e. Corporate Decisions: Some U.S. manufacturers faced internal challenges and strategic missteps, leading to a loss of market share and relevance. For instance, BlackBerry, once a dominant player, struggled to adapt to the touchscreen era and fell behind competitors like Apple and Samsung.
The Rise of Dumb Phones: Simplicity and Minimalism in the Smartphone Era
While smartphones have become ubiquitous, there has been a recent resurgence of interest in dumb phones or feature phones. These devices, reminiscent of early cellphones, prioritize simplicity and minimalism over the plethora of features found in smartphones.
The appeal of dumb phones lies in their focus on core functionalities, such as calling and texting, without the distractions of social media, apps, and notifications. This shift toward a more mindful and less connected mobile experience has resonated with certain segments of the population seeking digital detox and reduced screen time.

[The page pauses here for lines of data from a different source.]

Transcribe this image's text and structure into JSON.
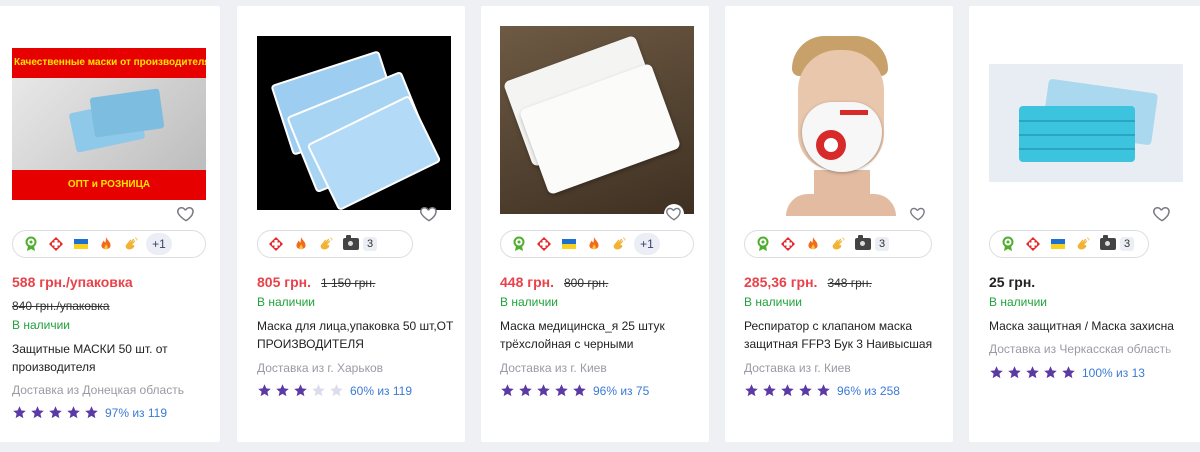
{
  "colors": {
    "price_red": "#e8424a",
    "available_green": "#1fa33a",
    "star_purple": "#5b3aa6",
    "star_empty": "#dcdcec",
    "link_blue": "#3a7ad6",
    "background": "#eef0f3"
  },
  "cards": [
    {
      "image_banner_top": "Качественные маски от производителя",
      "image_banner_bottom": "ОПТ и РОЗНИЦА",
      "badges": [
        "medal-icon",
        "pharmacy-cross-icon",
        "ukraine-flag-icon",
        "fire-icon",
        "clapping-hands-icon"
      ],
      "more": "+1",
      "price": "588 грн./упаковка",
      "old_price": "840 грн./упаковка",
      "availability": "В наличии",
      "title": "Защитные МАСКИ 50 шт. от производителя",
      "shipping": "Доставка из Донецкая область",
      "stars_filled": 5,
      "rating_text": "97% из 119"
    },
    {
      "badges": [
        "pharmacy-cross-icon",
        "fire-icon",
        "clapping-hands-icon"
      ],
      "photos_count": "3",
      "price": "805 грн.",
      "old_price": "1 150 грн.",
      "availability": "В наличии",
      "title": "Маска для лица,упаковка 50 шт,ОТ ПРОИЗВОДИТЕЛЯ",
      "shipping": "Доставка из г. Харьков",
      "stars_filled": 3,
      "rating_text": "60% из 119"
    },
    {
      "badges": [
        "medal-icon",
        "pharmacy-cross-icon",
        "ukraine-flag-icon",
        "fire-icon",
        "clapping-hands-icon"
      ],
      "more": "+1",
      "price": "448 грн.",
      "old_price": "800 грн.",
      "availability": "В наличии",
      "title": "Маска медицинска_я 25 штук трёхслойная с черными",
      "shipping": "Доставка из г. Киев",
      "stars_filled": 5,
      "rating_text": "96% из 75"
    },
    {
      "badges": [
        "medal-icon",
        "pharmacy-cross-icon",
        "fire-icon",
        "clapping-hands-icon"
      ],
      "photos_count": "3",
      "price": "285,36 грн.",
      "old_price": "348 грн.",
      "availability": "В наличии",
      "title": "Респиратор с клапаном маска защитная FFP3 Бук 3 Наивысшая",
      "shipping": "Доставка из г. Киев",
      "stars_filled": 5,
      "rating_text": "96% из 258"
    },
    {
      "badges": [
        "medal-icon",
        "pharmacy-cross-icon",
        "ukraine-flag-icon",
        "clapping-hands-icon"
      ],
      "photos_count": "3",
      "price": "25 грн.",
      "availability": "В наличии",
      "title": "Маска защитная / Маска захисна",
      "shipping": "Доставка из Черкасская область",
      "stars_filled": 5,
      "rating_text": "100% из 13"
    }
  ]
}
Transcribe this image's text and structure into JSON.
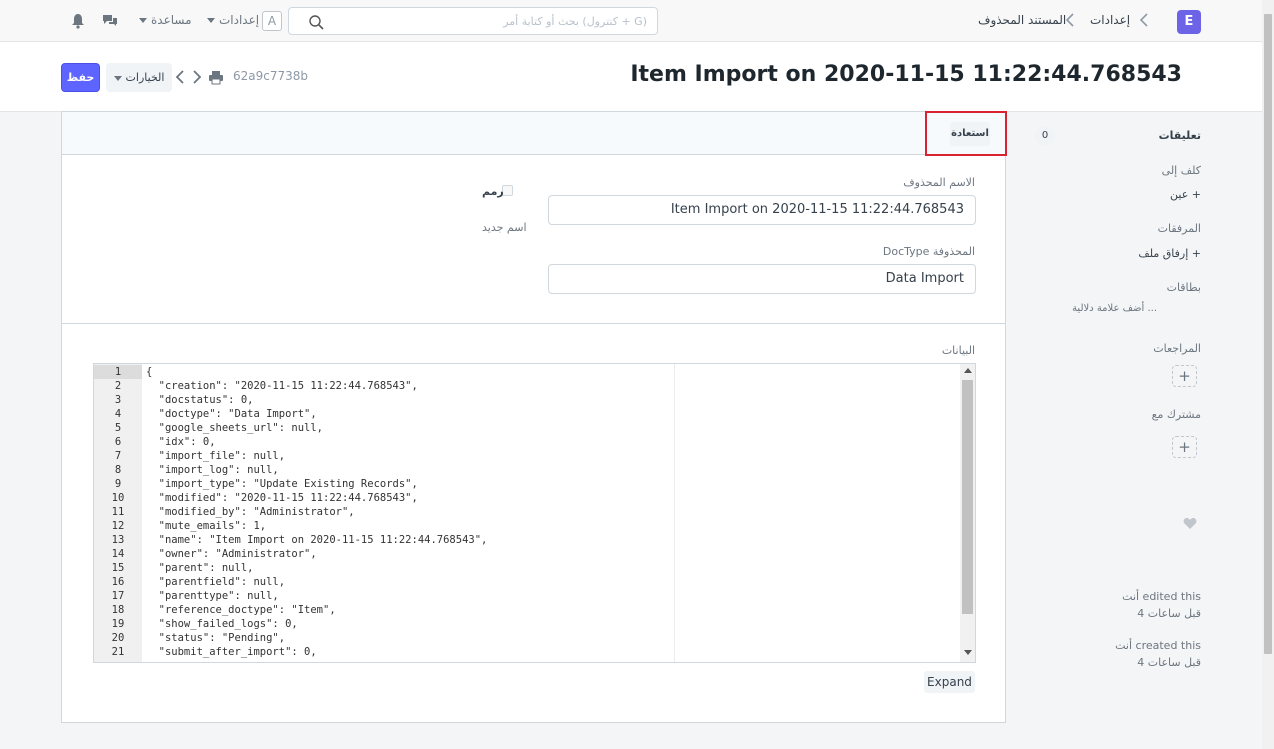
{
  "navbar": {
    "brand_letter": "E",
    "breadcrumbs": [
      "إعدادات",
      "المستند المحذوف"
    ],
    "search_placeholder": "بحث أو كتابة أمر (كنترول + G)",
    "settings_label": "إعدادات",
    "help_label": "مساعدة",
    "avatar_letter": "A"
  },
  "header": {
    "title": "Item Import on 2020-11-15 11:22:44.768543",
    "save_label": "حفظ",
    "options_label": "الخيارات",
    "doc_name": "62a9c7738b"
  },
  "form": {
    "restore_label": "استعادة",
    "deleted_name_label": "الاسم المحذوف",
    "deleted_name_value": "Item Import on 2020-11-15 11:22:44.768543",
    "deleted_doctype_label": "DocType المحذوفة",
    "deleted_doctype_value": "Data Import",
    "amended_label": "رمم",
    "new_name_label": "اسم جديد",
    "data_label": "البيانات",
    "expand_label": "Expand"
  },
  "editor": {
    "lines": [
      "{",
      "  \"creation\": \"2020-11-15 11:22:44.768543\",",
      "  \"docstatus\": 0,",
      "  \"doctype\": \"Data Import\",",
      "  \"google_sheets_url\": null,",
      "  \"idx\": 0,",
      "  \"import_file\": null,",
      "  \"import_log\": null,",
      "  \"import_type\": \"Update Existing Records\",",
      "  \"modified\": \"2020-11-15 11:22:44.768543\",",
      "  \"modified_by\": \"Administrator\",",
      "  \"mute_emails\": 1,",
      "  \"name\": \"Item Import on 2020-11-15 11:22:44.768543\",",
      "  \"owner\": \"Administrator\",",
      "  \"parent\": null,",
      "  \"parentfield\": null,",
      "  \"parenttype\": null,",
      "  \"reference_doctype\": \"Item\",",
      "  \"show_failed_logs\": 0,",
      "  \"status\": \"Pending\",",
      "  \"submit_after_import\": 0,"
    ],
    "line_numbers": [
      "1",
      "2",
      "3",
      "4",
      "5",
      "6",
      "7",
      "8",
      "9",
      "10",
      "11",
      "12",
      "13",
      "14",
      "15",
      "16",
      "17",
      "18",
      "19",
      "20",
      "21"
    ]
  },
  "sidebar": {
    "comments_label": "تعليقات",
    "comments_count": "0",
    "assigned_label": "كلف إلى",
    "assign_action": "عين",
    "attachments_label": "المرفقات",
    "attach_action": "إرفاق ملف",
    "tags_label": "بطاقات",
    "add_tag": "أضف علامة دلالية ...",
    "reviews_label": "المراجعات",
    "shared_label": "مشترك مع",
    "activity": [
      {
        "text": "أنت edited this",
        "time": "4 قبل ساعات"
      },
      {
        "text": "أنت created this",
        "time": "4 قبل ساعات"
      }
    ]
  }
}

Additionally, dumb phones have gained popularity as secondary devices for those looking to disconnect from their smartphones temporarily or for specific activities. As a result, some tech companies have embraced this trend by offering modern versions of dumb phones with improved design and features while maintaining simplicity.
The Fall of BlackBerry: From Dominance to Irrelevance
Once a global leader in mobile communication, BlackBerry’s fall from grace serves as a cautionary tale in the cellphone market. BlackBerry, formerly known as Research In Motion (RIM), revolutionized the industry with its innovative smartphones that combined email, internet, and messaging capabilities.
However, BlackBerry’s market share began to decline in the late 2000s as competitors like Apple’s iPhone and Android-powered devices gained popularity. BlackBerry’s insistence on physical keyboards and a proprietary operating system hindered its ability to keep up with the touchscreen smartphone revolution.
Moreover, BlackBerry’s business-focused approach left it ill-prepared to compete in the consumer market, where app ecosystems and entertainment features became critical differentiators. The lack of developer support for BlackBerry’s operating system further contributed to its downfall.
As its market share dwindled, BlackBerry attempted to reinvent itself with the launch of BlackBerry 10 OS and touchscreen devices. Unfortunately, the move came too late, and the company struggled to regain relevance. Eventually, BlackBerry pivoted its focus toward enterprise solutions and software services, leaving behind its once-dominant presence in the consumer cellphone market.
The global transformation of the cellphone market has been driven by rapid technological advancements, changing consumer preferences, and fierce competition among tech giants. Offshoring production to countries with lower labor costs and efficient supply chains has become a common strategy for these companies, despite ongoing debates about the potential benefits of reshoring.
The decline of U.S. phone manufacturing can be attributed to several factors, including the higher cost of labor, the establishment of global supply chains, lack of innovation, and corporate decisions. This decline has created opportunities for foreign competitors to gain prominence and capture larger shares of the global market.
In the midst of the smartphone era, the rise of dumb phones offers an alternative to those seeking simplicity and minimalism in their mobile experience. Meanwhile, the fall of BlackBerry serves as a cautionary tale of the importance of staying agile and relevant in the ever-changing tech landscape.
As the cellphone market continues to evolve, technological innovations, consumer demands, and global economic dynamics will continue to shape its trajectory. Understanding the complexities and dynamics of this transformative market will be essential for tech giants and newcomers alike to thrive in the mobile era.